Activity
Among the entries, find the lines with the string "trabajar" and report them.

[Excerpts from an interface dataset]
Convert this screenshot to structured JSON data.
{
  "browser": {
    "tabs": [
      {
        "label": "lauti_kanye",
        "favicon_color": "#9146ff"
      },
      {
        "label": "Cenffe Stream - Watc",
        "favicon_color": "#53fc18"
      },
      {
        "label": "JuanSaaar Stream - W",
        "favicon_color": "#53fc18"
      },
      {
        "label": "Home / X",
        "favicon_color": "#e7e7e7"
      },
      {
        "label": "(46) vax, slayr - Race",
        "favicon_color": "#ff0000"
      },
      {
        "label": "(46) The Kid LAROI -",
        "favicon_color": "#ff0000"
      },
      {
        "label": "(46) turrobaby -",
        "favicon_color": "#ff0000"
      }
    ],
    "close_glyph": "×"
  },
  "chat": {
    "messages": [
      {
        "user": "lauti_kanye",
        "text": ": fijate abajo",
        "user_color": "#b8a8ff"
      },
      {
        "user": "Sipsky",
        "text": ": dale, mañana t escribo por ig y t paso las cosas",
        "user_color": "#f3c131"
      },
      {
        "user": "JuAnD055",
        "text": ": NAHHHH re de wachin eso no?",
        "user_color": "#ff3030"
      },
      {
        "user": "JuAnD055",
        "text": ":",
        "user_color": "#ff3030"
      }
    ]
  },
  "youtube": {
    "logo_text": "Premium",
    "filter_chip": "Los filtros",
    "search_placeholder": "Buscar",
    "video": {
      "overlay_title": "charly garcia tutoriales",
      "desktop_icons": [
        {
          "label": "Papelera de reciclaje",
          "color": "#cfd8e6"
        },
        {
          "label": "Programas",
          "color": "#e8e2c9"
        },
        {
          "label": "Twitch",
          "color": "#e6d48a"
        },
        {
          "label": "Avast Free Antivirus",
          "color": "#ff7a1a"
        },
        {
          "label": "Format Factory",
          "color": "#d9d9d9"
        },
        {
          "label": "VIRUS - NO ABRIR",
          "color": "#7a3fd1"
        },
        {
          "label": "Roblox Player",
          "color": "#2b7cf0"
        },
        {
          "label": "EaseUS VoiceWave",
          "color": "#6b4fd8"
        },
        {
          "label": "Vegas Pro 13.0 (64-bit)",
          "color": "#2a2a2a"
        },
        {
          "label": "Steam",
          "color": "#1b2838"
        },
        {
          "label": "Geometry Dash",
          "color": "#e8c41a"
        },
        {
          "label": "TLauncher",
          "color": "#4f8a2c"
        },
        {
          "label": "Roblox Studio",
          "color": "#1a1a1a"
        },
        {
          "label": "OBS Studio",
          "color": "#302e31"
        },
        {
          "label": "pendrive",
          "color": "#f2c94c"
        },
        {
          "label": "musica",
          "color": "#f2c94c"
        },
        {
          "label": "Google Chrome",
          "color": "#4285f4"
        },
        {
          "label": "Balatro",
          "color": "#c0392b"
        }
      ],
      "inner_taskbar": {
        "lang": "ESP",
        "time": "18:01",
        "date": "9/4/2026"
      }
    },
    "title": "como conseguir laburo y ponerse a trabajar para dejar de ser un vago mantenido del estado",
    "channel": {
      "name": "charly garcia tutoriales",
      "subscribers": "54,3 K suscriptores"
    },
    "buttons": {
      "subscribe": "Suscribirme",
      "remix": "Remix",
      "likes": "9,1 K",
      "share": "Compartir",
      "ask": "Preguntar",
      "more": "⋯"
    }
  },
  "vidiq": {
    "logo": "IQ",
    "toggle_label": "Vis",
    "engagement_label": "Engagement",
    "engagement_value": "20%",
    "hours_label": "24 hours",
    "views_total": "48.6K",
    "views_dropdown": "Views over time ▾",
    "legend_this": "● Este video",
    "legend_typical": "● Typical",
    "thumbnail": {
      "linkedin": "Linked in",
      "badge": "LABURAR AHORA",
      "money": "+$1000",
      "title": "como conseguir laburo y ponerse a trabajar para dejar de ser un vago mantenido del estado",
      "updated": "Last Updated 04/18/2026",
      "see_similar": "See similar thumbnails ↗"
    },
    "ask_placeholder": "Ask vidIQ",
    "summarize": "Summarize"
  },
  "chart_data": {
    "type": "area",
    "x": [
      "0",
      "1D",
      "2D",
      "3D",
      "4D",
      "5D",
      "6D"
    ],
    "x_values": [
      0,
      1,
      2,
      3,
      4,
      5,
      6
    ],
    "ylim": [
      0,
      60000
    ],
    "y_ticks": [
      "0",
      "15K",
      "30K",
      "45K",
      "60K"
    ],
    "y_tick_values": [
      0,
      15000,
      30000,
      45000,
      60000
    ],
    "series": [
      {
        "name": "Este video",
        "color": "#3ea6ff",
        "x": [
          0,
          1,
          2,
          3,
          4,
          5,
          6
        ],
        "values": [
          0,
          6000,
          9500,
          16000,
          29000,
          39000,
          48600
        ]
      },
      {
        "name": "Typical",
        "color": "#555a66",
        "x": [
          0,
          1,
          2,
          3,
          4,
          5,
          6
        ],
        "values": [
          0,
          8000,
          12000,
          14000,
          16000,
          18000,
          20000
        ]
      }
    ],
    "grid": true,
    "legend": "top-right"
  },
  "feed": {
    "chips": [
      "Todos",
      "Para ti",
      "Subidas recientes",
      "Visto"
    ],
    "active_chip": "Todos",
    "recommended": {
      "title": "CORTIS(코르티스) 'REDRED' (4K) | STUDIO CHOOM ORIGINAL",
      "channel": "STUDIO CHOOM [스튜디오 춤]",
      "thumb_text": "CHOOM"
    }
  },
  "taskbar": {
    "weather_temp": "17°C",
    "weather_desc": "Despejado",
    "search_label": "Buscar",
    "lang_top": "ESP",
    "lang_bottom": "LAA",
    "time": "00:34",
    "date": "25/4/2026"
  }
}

Answer space
    "title": "como conseguir laburo y ponerse a trabajar para dejar de ser un vago mantenido del estado",
      "title": "como conseguir laburo y ponerse a trabajar para dejar de ser un vago mantenido del estado",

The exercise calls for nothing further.